There will be nothing new here, read quickly and move on.

At least that is what I think whenever I see the word “leadership” in the title to an article or book. How could there be anything new, it must be the most hacked about, clichĂ© riddled and platitudinous subject ever written about – the Mills and Boon of the consulting world.

So having failed to sell you the concept (!) let me try to confound myself.

The work I do that gives me the most pleasure and for which I often see immediate pay back is mentoring. I’m not a coach; I have not been trained to coach, but I can mentor. Mentoring however is one of those words that can disguise its meaning, so the one thing potential clients are most interested to know is “what exactly will you do with me?”

I will listen, I will discuss with you what I hear you say; and with your permission we will gently challenge the authenticity of your words. Over time we will find a tone and a voice that is authentically you at your best. Once we have started to move in this direction I will keep listening so that I keep hearing your authentic voice.

I have chosen each word deliberately. There is no formula, no “Gilbert model” and no daft hocus. This isn’t cabaret, no trite New-Age nonsense either. This is serious. There must be a space to hear and time to listen; and there must also be permission to challenge. In the end however that is all there is and, frankly, all that is needed for the client to realise what they have to do to fulfil their ambitions.

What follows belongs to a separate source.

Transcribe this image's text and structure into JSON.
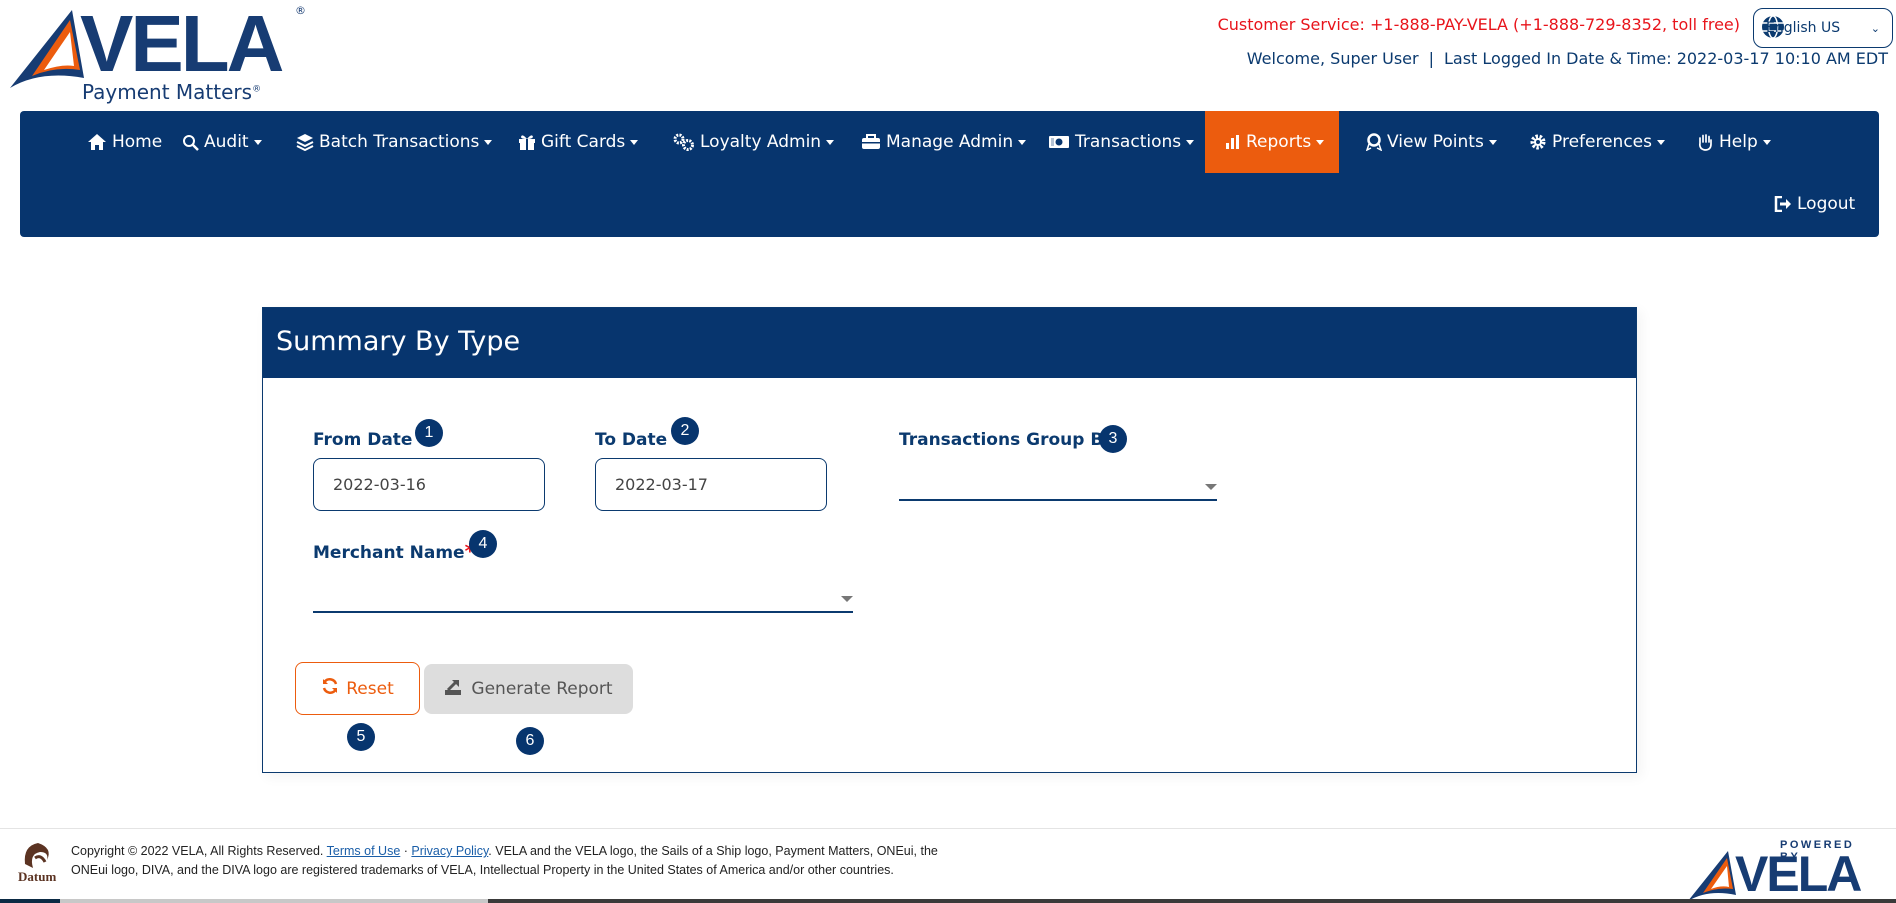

I tend to work with lawyers, though not always, and a lawyer’s bull-shit antennae are well developed; so it has to be authentic. No pretending, no noise, no deflecting. So what happens?

Honestly, sometimes nothing; but more often than not something happens that I absolutely love. Clients become leaders.

This is not about status, power, position or titles. It really does not matter if the client is a junior lawyer, a law firm partner, a General Counsel or a trainee. Leadership is for everyone and it starts with being aware of and comfortable with our core values; not in a nodding-acquaintance kind of way, but fully engaged with what our values mean and say about us. What is at our core? What do we stand for? What makes us human?

We must then find our voice – sometimes quite literally.

This is not easy, although I am not talking about stirring oratory or fine words that could move a nation. This is not leadership, this is more about presentation. What I am talking about is ensuring we create opportunities (and take advantage of opportunities others create for us) where we articulate what our values mean in the contexts we find ourselves in.

For me this is the essence of leadership – to be aware of the space we are in, to have listened well and then to speak authentically, whatever our role.

To be true to what we stand for, respectful of all views, but unafraid to be heard is to reach beyond ourselves and to pull our frailty, insecurity and weakness into view. It isn’t something we feel comfortable to do, but it is something we are all capable of doing.

Mentoring is the construct where we can build some resilience for these steps to be taken. When the client gives permission for challenge they in effect start to build the resilience they need. It is all their own work and more powerful as a result.

The client comes to terms with what makes them the person they are, they give a voice to their authentic values and they start to live more in the present, alive to possibility, but always cognisant of context. In short the client amplifies the leader they have always been.

Does this mean riches, power and position will follow? No it does not. Leadership is not about those things. Riches, power and position are there for some people who want these things, and there is obviously some correlation with a certain type of leader; but leadership is much more profound and more real than just these things.

Leadership is the best of you, visible and heard and in my experience once a client finds they can do this they never, ever, want to go back.